Voice of the Restaurant Industry
Dear US Airways:
I’m writing to tell you about my friend Joanie. She’s a flight attendant for your airline. Joanie and I haven’t been friends for a long time. Actually I just met her yesterday. But you know what? It feels like we’ve been friends forever.
I met her in Charlotte, NC. I was on my way back home to Lexington KY after several days in Dallas on business. Flight #3832 was scheduled to depart at 2:25pm from Charlotte and we ended up boarding closer to 3:00pm which didn’t seem unusual.
For some reason I don’t like to get on airplanes before it’s absolutely necessary. I was one of the last to board. When I finally walked through the door of the plane and was greeted by Joanie, I had no idea that I was about to have my molecules rearranged. After all I have been a frequent passenger in the “not so friendly skies” for most of my 30 year career. I am used to the half hearted effort by airline personnel and I think I have become immune to it. For me it’s a foregone conclusion that on a good day the service will be average and on a bad day – fahgettaboutit!
After stowing my stuff in the overhead compartment, I settled into my 3rd row seat and in accordance with FAA regulations I buckled in and shut off my electronic device. After I clicked the seat belt buckle I realized my book had been stowed away, forcing me to my last resort – the magazine located in the seat pocket in front of me. As I paged through this less than stimulating piece of literature, Joanie began to recite the safety instructions that all of us know practically by heart.
It didn’t take long after she uttered the words, “Welcome aboard US Airways flight #3832” to know that Joanie wasn’t just another flight attendant. My first clue came when she warned us if we didn’t pay attention to the safety instructions she just shared, she would ignore us if we had any questions later. The rest of her announcements were peppered with one-liners and sarcastic quips which were funny but never inappropriate. Her comedic delivery was like that of a professional and if you closed your eyes you could swear it was Joan Rivers in her prime. Lucky for Joanie with your eyes open there was no resemblance.
I’ve always had a fondness for Southwest Airlines because they set the standard for “making flying fun”. While Joanie was funny what impressed me most was her authenticity and genuine concern for her passengers. This wasn’t just a comedy routine. There was so much more to it than that. This was a service person with a higher purpose. She was there not only to serve us and share “the safety features of the aircraft”; she was there to MAKE OUR DAY! Her omnipresent smile, quick wit and wonderful sense of humor delighted everyone who was willing to be delighted. She did it all with an air of sincerity which in this reporter’s opinion really made the difference.
As we pulled up to the gate in Lexington, her welcome announcement was fun and upbeat. I noticed something she said that really resonated with me. It went something like this, “Make everyday a special day!” I thought to myself, that’s Joanie for ya.

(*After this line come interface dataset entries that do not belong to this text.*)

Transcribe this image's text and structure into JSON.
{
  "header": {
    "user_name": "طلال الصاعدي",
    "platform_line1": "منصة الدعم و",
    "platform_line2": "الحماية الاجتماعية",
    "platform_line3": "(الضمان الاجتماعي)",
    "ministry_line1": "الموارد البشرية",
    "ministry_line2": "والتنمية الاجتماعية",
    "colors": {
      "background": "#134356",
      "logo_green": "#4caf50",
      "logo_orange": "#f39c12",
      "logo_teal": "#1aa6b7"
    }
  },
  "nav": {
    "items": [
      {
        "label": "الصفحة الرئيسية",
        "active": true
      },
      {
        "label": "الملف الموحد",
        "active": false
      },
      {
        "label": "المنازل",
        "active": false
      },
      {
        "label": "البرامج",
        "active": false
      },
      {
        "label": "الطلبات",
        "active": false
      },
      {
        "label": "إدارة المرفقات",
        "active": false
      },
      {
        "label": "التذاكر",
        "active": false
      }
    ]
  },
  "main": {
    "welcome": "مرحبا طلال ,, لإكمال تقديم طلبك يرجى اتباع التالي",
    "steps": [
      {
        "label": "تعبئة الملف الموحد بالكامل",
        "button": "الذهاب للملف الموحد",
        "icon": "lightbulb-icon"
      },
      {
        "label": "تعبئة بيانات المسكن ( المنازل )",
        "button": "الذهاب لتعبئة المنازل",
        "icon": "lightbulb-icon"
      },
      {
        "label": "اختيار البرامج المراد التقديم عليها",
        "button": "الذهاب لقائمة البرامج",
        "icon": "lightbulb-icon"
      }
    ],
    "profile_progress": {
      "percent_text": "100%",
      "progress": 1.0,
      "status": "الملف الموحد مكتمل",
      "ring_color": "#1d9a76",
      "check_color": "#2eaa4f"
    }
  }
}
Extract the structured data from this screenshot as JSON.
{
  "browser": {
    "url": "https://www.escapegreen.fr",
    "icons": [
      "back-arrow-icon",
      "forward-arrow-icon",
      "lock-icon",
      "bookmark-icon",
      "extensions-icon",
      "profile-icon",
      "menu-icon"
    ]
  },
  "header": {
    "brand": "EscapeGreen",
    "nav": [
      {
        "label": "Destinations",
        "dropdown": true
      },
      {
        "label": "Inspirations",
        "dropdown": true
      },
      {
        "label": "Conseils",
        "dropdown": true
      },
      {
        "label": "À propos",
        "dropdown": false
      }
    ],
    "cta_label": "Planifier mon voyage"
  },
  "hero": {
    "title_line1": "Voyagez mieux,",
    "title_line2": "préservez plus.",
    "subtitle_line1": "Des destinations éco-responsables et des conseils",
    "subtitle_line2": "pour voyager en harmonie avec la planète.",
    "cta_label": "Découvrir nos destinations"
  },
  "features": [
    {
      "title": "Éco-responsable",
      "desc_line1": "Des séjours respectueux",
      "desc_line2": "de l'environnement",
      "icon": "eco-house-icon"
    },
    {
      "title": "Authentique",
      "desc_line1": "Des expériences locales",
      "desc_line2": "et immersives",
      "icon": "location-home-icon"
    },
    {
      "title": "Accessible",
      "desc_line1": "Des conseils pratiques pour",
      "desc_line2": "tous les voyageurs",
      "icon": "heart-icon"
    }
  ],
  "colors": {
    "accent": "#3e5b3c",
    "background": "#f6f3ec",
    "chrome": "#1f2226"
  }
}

When the seat belt sign was no longer illuminated, I decided to wait to be the last one off the plane so I could spend some time talking to Joanie. As the passengers shuffled by I was trying to figure out how to approach her so she wouldn’t think I had an ulterior motive. My contemplation was disrupted by something highly unusual. This is no exaggeration. Many of the deplaning passengers addressed Joanie by name as they bid her farewell. Not sure I’ve ever experienced anything quite like it!
When it was my turn to exit, I asked her if she’d mind if I walked with her to the baggage claim area. I wanted her to know she had just become one of my SERVICE HEROS. The pilots assured her they would serve as bodyguards just in case I tried to pull a fast one. I think, I hope, I’m almost positive they were saying that in jest. Of course Joanie graciously accepted. During the 15 minute walk I was able to express my appreciation and validate my assumption.
The bottom line – Joanie is the real deal. She’s a Mom to 1 girl and 5 boys and they reside on Long Island. We had an enjoyable conversation about life, customer service and making the most of every day. It was so refreshing for me to meet someone who understands what it takes to provide extraordinary customer service.
In closing I’d like to share my three hopes…
First, I hope Joanie reads this letter. We parted company so quickly, I’m not sure she knows how to get to this blog post.
My second hope is that someone at US Airways will provide Joanie with some sort of special honor. And I’m not talking about an “atta girl” letter. Someone in your organization needs to make her day! I’m talking full Spa treatment (massage, pedi, mani, etc.) in the morning, a shopping spree in the early afternoon, followed by dinner and a Broadway show for Joanie and her husband that evening. Seems like a small price to pay for someone who has spent her career making a difference with literally thousands of passengers.
My final hope is that at least one person in the customer service business reads this and begins to develop a different perspective. I’m not asking everyone who serves customers to think like Joanie or be like Joanie. Trust me she’s one of a kind. What I am asking, is for service people to realize they can make a difference. That they can help make this crazy world we live in a kinder, gentler, more joyful place. To be authentic and approach each day with a sense of purpose!
Please send along my special thanks to Joanie. Even though our friendship lasted just over an hour she made a lasting impression on me. I hope I’m lucky enough to be on one of her flights in the future.